[Cambridge, MA] – The American Academy of Arts & Sciences is awarding political scientist Robert D. Putnam the Talcott Parsons Prize for distinguished and original contributions to the social sciences.
Putnam, the Malkin Research Professor of Public Policy at Harvard University, is the author of more than a dozen books and his writing has been translated into twenty languages. He is especially known for his defining work on social capital and for developing the two-level game theory of international conflict resolution. His books Making Democracy Work: Civic Traditions in Italy and Bowling Alone: The Collapse and Revival of American Community are among the most cited and best-selling publications in the social sciences worldwide in the last half century. Putnam has received the Johan Skytte Prize (for the top political scientist in the world) and the National Humanities Medal, among other awards. He is a Fellow of the British Academy and past president of the American Political Science Association. He has advised five US presidents and even more government heads around the world and of all ideological colors. He was elected to the American Academy of Arts & Sciences in 1980.
“Robert Putnam is a prolific scholar and one of the most important social scientists of our time,” said David Oxtoby, President of the Academy. “In our increasingly polarized country, his insights on opportunity, social fabric, and civic connection are as important as ever. His books are towering achievements in the field of political science, as are the vital institutions he has steered over the course of his career. Bob’s work at the intersection of theory and practice exemplifies the spirit of the Academy.”
Upon receiving the award, Putnam said “I have always regarded the Academy as a vital incubator for debate and scholarship. Some of my work in which I take the most pride – on social capital and American democracy – began as a project with the Academy, with early meetings taking place at Norton’s Woods. I remember those meetings very fondly and am grateful to receive this recognition from the Academy.”

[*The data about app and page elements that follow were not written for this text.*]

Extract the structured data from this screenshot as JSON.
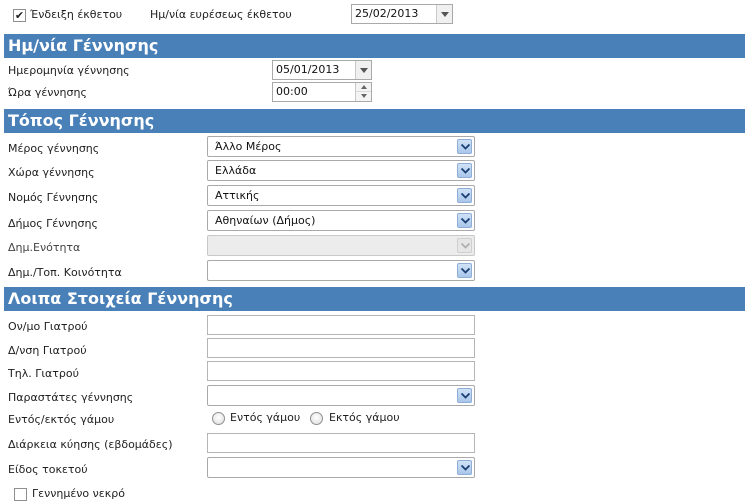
{
  "top": {
    "display_checkbox_label": "Ένδειξη έκθετου",
    "display_checked": true,
    "found_date_label": "Ημ/νία ευρέσεως έκθετου",
    "found_date_value": "25/02/2013"
  },
  "birth_date_section": {
    "title": "Ημ/νία Γέννησης",
    "date_label": "Ημερομηνία γέννησης",
    "date_value": "05/01/2013",
    "time_label": "Ώρα γέννησης",
    "time_value": "00:00"
  },
  "birth_place_section": {
    "title": "Τόπος Γέννησης",
    "place_label": "Μέρος γέννησης",
    "place_value": "Άλλο Μέρος",
    "country_label": "Χώρα γέννησης",
    "country_value": "Ελλάδα",
    "prefecture_label": "Νομός Γέννησης",
    "prefecture_value": "Αττικής",
    "municipality_label": "Δήμος Γέννησης",
    "municipality_value": "Αθηναίων (Δήμος)",
    "unit_label": "Δημ.Ενότητα",
    "unit_value": "",
    "community_label": "Δημ./Τοπ. Κοινότητα",
    "community_value": ""
  },
  "other_section": {
    "title": "Λοιπα Στοιχεία Γέννησης",
    "doctor_name_label": "Ον/μο Γιατρού",
    "doctor_name_value": "",
    "doctor_address_label": "Δ/νση Γιατρού",
    "doctor_address_value": "",
    "doctor_phone_label": "Τηλ. Γιατρού",
    "doctor_phone_value": "",
    "attendants_label": "Παραστάτες γέννησης",
    "attendants_value": "",
    "marriage_label": "Εντός/εκτός γάμου",
    "marriage_option_in": "Εντός γάμου",
    "marriage_option_out": "Εκτός γάμου",
    "pregnancy_label": "Διάρκεια κύησης (εβδομάδες)",
    "pregnancy_value": "",
    "delivery_label": "Είδος τοκετού",
    "delivery_value": "",
    "stillborn_label": "Γεννημένο νεκρό",
    "stillborn_checked": false
  },
  "colors": {
    "section_header_bg": "#4a80b8",
    "section_header_text": "#ffffff",
    "dropdown_button": "#a9c6ea"
  },
  "icons": {
    "dropdown": "chevron-down-icon",
    "spin_up": "caret-up-icon",
    "spin_down": "caret-down-icon",
    "check": "checkmark-icon"
  }
}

Putnam is the star of the documentary film Join or Die premiering at SXSW this month. The film follows Putnam’s discovery, understanding, and concern about the civic ties that strengthen a society and what happens when they unravel. Raj Chetty, Hillary Clinton, and Glenn Loury are among many in the film who speak about the influence and relevance of Putnam’s ideas about social capital.
Prior to joining Harvard University, Putnam taught at the University of Michigan and served on the staff of the National Security Council. At Harvard he has served as Dean of the Kennedy School, Associate Dean of the Faculty of Arts and Sciences, and Director of the Weatherhead Center for International Affairs. He co-founded the Saguaro Seminar, bringing together leading thinkers and practitioners to develop actionable ideas for civic renewal.
First awarded in 1974, the Talcott Parsons Prize was established to honor the noted sociologist and former president of the Academy. Previous recipients of the prize include William David Labov (linguistics), Joan Wallach Scott (history), Daniel Kahneman (psychology), and William Julius Wilson (sociology).
Putnam is only the second political scientist to receive this award. The first, Robert Dahl (Yale University), received it in 1977: Dahl was a mentor to Putnam.
The American Academy of Arts & Sciences, founded in 1780, honors excellence and brings together members and other leaders across disciplines, fields, and professions to pursue nonpartisan research and provide critical insight on issues of profound importance to the nation and the world.